-- RECORDED DATA follows --

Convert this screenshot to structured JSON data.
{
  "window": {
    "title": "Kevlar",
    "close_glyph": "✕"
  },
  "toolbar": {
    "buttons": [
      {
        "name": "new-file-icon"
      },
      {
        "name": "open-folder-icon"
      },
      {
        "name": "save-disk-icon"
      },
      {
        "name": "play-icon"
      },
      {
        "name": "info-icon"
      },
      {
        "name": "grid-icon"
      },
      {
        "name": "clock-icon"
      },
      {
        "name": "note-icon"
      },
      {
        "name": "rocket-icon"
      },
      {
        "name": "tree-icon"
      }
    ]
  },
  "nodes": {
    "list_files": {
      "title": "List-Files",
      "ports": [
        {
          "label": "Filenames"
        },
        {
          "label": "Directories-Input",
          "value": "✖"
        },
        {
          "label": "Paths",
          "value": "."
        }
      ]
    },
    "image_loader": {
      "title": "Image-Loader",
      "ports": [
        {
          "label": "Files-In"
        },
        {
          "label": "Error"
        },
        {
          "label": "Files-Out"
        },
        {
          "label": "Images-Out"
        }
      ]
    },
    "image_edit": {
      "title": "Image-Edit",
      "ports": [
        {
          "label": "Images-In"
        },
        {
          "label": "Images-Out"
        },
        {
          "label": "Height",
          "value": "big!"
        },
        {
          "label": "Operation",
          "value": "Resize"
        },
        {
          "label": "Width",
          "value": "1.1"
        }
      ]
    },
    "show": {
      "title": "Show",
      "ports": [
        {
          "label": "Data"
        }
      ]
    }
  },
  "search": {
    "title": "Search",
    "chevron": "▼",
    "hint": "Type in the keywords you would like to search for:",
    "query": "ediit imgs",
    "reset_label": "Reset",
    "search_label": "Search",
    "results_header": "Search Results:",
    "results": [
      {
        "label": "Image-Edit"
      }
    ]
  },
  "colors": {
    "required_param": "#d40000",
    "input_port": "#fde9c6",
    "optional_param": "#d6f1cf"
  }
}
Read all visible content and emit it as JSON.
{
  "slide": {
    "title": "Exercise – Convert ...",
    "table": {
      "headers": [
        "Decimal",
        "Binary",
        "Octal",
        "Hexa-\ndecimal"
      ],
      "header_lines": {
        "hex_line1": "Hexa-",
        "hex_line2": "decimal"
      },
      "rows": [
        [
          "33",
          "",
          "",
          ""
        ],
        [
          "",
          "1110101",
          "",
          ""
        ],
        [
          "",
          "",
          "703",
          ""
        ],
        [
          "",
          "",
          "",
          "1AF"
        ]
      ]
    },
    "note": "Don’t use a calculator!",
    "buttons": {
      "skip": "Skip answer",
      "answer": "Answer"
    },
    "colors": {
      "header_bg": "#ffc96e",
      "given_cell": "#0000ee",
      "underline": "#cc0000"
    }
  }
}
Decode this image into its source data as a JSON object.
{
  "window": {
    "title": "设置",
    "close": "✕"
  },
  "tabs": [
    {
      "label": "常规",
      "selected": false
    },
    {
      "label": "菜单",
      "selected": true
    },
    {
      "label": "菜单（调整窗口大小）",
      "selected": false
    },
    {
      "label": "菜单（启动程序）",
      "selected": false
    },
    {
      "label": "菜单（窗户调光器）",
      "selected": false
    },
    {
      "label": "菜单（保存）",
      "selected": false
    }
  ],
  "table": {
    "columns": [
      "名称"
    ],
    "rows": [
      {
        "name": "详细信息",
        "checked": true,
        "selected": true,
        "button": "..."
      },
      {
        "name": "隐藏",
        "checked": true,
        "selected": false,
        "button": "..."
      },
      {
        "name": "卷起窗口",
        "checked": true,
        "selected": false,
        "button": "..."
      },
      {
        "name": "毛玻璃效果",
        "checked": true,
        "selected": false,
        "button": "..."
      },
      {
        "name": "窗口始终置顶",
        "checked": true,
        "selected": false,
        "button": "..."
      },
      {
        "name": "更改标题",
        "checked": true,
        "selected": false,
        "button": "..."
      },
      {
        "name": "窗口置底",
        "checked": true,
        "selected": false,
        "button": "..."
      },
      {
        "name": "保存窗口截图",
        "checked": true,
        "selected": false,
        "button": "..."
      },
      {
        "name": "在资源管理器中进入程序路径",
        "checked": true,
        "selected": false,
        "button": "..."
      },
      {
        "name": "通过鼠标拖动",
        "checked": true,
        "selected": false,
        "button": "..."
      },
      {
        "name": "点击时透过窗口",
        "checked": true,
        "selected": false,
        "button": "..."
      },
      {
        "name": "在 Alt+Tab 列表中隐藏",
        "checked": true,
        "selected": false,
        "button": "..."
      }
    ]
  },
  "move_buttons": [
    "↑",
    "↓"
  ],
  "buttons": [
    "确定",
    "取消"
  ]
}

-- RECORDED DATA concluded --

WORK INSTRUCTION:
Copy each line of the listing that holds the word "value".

ANSWER SPACE:
          "value": "✖"
          "value": "."
          "value": "big!"
          "value": "Resize"
          "value": "1.1"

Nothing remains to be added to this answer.